- Stored items from a collection
=-=-=-=-=

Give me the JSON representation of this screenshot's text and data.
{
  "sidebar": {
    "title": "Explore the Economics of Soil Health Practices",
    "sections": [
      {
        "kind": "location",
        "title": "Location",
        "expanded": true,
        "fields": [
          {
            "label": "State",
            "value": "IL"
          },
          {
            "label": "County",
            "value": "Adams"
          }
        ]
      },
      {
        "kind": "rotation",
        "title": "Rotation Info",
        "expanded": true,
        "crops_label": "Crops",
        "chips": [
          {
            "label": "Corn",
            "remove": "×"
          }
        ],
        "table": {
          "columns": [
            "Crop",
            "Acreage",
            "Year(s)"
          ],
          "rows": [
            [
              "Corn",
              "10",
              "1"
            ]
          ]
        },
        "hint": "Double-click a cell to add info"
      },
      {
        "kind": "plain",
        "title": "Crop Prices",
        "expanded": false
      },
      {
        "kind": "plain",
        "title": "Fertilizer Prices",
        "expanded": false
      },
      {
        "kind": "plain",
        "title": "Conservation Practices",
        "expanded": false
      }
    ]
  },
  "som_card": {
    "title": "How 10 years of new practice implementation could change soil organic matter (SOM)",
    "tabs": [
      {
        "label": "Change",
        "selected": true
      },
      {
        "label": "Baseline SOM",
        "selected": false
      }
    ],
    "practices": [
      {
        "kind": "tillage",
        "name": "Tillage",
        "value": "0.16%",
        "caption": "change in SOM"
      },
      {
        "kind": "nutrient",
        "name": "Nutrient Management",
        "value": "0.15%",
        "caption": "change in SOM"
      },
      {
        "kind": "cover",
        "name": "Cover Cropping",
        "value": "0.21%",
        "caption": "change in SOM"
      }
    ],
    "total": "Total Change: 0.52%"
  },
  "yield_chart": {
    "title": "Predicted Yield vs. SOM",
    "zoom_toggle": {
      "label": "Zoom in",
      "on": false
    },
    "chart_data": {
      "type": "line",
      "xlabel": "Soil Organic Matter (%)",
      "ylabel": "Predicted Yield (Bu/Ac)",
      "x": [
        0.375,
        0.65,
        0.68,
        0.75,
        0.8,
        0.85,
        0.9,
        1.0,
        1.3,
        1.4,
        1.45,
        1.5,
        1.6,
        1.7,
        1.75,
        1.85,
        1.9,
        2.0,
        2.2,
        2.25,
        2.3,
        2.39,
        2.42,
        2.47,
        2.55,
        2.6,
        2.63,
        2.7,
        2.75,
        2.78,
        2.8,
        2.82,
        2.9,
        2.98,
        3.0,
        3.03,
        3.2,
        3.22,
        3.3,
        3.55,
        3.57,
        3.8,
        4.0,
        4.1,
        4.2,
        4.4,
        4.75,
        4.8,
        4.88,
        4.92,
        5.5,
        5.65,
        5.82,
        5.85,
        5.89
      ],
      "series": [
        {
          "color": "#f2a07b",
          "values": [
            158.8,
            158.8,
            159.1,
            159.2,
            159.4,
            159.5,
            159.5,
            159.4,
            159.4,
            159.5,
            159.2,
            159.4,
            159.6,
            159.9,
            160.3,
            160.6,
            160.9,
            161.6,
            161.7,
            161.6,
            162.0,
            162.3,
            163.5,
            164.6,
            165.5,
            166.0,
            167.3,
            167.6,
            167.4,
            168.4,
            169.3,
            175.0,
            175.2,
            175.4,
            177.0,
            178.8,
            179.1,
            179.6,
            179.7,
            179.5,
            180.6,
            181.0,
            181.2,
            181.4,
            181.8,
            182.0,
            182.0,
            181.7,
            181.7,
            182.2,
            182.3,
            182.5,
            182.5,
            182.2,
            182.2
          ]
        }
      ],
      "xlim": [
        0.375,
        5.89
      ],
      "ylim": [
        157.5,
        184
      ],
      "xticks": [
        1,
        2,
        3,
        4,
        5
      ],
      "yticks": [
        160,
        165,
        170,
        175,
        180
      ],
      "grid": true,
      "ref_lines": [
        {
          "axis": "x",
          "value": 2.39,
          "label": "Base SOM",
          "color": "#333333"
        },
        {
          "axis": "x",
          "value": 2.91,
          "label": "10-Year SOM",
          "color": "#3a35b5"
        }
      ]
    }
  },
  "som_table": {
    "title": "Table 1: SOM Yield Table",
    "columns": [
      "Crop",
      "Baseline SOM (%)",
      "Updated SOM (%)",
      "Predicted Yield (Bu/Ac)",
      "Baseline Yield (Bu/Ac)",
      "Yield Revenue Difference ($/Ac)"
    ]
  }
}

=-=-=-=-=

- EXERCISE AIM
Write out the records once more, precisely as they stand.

- WRITTEN RESPONSE
Give me the JSON representation of this screenshot's text and data.
{
  "sidebar": {
    "title": "Explore the Economics of Soil Health Practices",
    "sections": [
      {
        "kind": "location",
        "title": "Location",
        "expanded": true,
        "fields": [
          {
            "label": "State",
            "value": "IL"
          },
          {
            "label": "County",
            "value": "Adams"
          }
        ]
      },
      {
        "kind": "rotation",
        "title": "Rotation Info",
        "expanded": true,
        "crops_label": "Crops",
        "chips": [
          {
            "label": "Corn",
            "remove": "×"
          }
        ],
        "table": {
          "columns": [
            "Crop",
            "Acreage",
            "Year(s)"
          ],
          "rows": [
            [
              "Corn",
              "10",
              "1"
            ]
          ]
        },
        "hint": "Double-click a cell to add info"
      },
      {
        "kind": "plain",
        "title": "Crop Prices",
        "expanded": false
      },
      {
        "kind": "plain",
        "title": "Fertilizer Prices",
        "expanded": false
      },
      {
        "kind": "plain",
        "title": "Conservation Practices",
        "expanded": false
      }
    ]
  },
  "som_card": {
    "title": "How 10 years of new practice implementation could change soil organic matter (SOM)",
    "tabs": [
      {
        "label": "Change",
        "selected": true
      },
      {
        "label": "Baseline SOM",
        "selected": false
      }
    ],
    "practices": [
      {
        "kind": "tillage",
        "name": "Tillage",
        "value": "0.16%",
        "caption": "change in SOM"
      },
      {
        "kind": "nutrient",
        "name": "Nutrient Management",
        "value": "0.15%",
        "caption": "change in SOM"
      },
      {
        "kind": "cover",
        "name": "Cover Cropping",
        "value": "0.21%",
        "caption": "change in SOM"
      }
    ],
    "total": "Total Change: 0.52%"
  },
  "yield_chart": {
    "title": "Predicted Yield vs. SOM",
    "zoom_toggle": {
      "label": "Zoom in",
      "on": false
    },
    "chart_data": {
      "type": "line",
      "xlabel": "Soil Organic Matter (%)",
      "ylabel": "Predicted Yield (Bu/Ac)",
      "x": [
        0.375,
        0.65,
        0.68,
        0.75,
        0.8,
        0.85,
        0.9,
        1.0,
        1.3,
        1.4,
        1.45,
        1.5,
        1.6,
        1.7,
        1.75,
        1.85,
        1.9,
        2.0,
        2.2,
        2.25,
        2.3,
        2.39,
        2.42,
        2.47,
        2.55,
        2.6,
        2.63,
        2.7,
        2.75,
        2.78,
        2.8,
        2.82,
        2.9,
        2.98,
        3.0,
        3.03,
        3.2,
        3.22,
        3.3,
        3.55,
        3.57,
        3.8,
        4.0,
        4.1,
        4.2,
        4.4,
        4.75,
        4.8,
        4.88,
        4.92,
        5.5,
        5.65,
        5.82,
        5.85,
        5.89
      ],
      "series": [
        {
          "color": "#f2a07b",
          "values": [
            158.8,
            158.8,
            159.1,
            159.2,
            159.4,
            159.5,
            159.5,
            159.4,
            159.4,
            159.5,
            159.2,
            159.4,
            159.6,
            159.9,
            160.3,
            160.6,
            160.9,
            161.6,
            161.7,
            161.6,
            162.0,
            162.3,
            163.5,
            164.6,
            165.5,
            166.0,
            167.3,
            167.6,
            167.4,
            168.4,
            169.3,
            175.0,
            175.2,
            175.4,
            177.0,
            178.8,
            179.1,
            179.6,
            179.7,
            179.5,
            180.6,
            181.0,
            181.2,
            181.4,
            181.8,
            182.0,
            182.0,
            181.7,
            181.7,
            182.2,
            182.3,
            182.5,
            182.5,
            182.2,
            182.2
          ]
        }
      ],
      "xlim": [
        0.375,
        5.89
      ],
      "ylim": [
        157.5,
        184
      ],
      "xticks": [
        1,
        2,
        3,
        4,
        5
      ],
      "yticks": [
        160,
        165,
        170,
        175,
        180
      ],
      "grid": true,
      "ref_lines": [
        {
          "axis": "x",
          "value": 2.39,
          "label": "Base SOM",
          "color": "#333333"
        },
        {
          "axis": "x",
          "value": 2.91,
          "label": "10-Year SOM",
          "color": "#3a35b5"
        }
      ]
    }
  },
  "som_table": {
    "title": "Table 1: SOM Yield Table",
    "columns": [
      "Crop",
      "Baseline SOM (%)",
      "Updated SOM (%)",
      "Predicted Yield (Bu/Ac)",
      "Baseline Yield (Bu/Ac)",
      "Yield Revenue Difference ($/Ac)"
    ]
  }
}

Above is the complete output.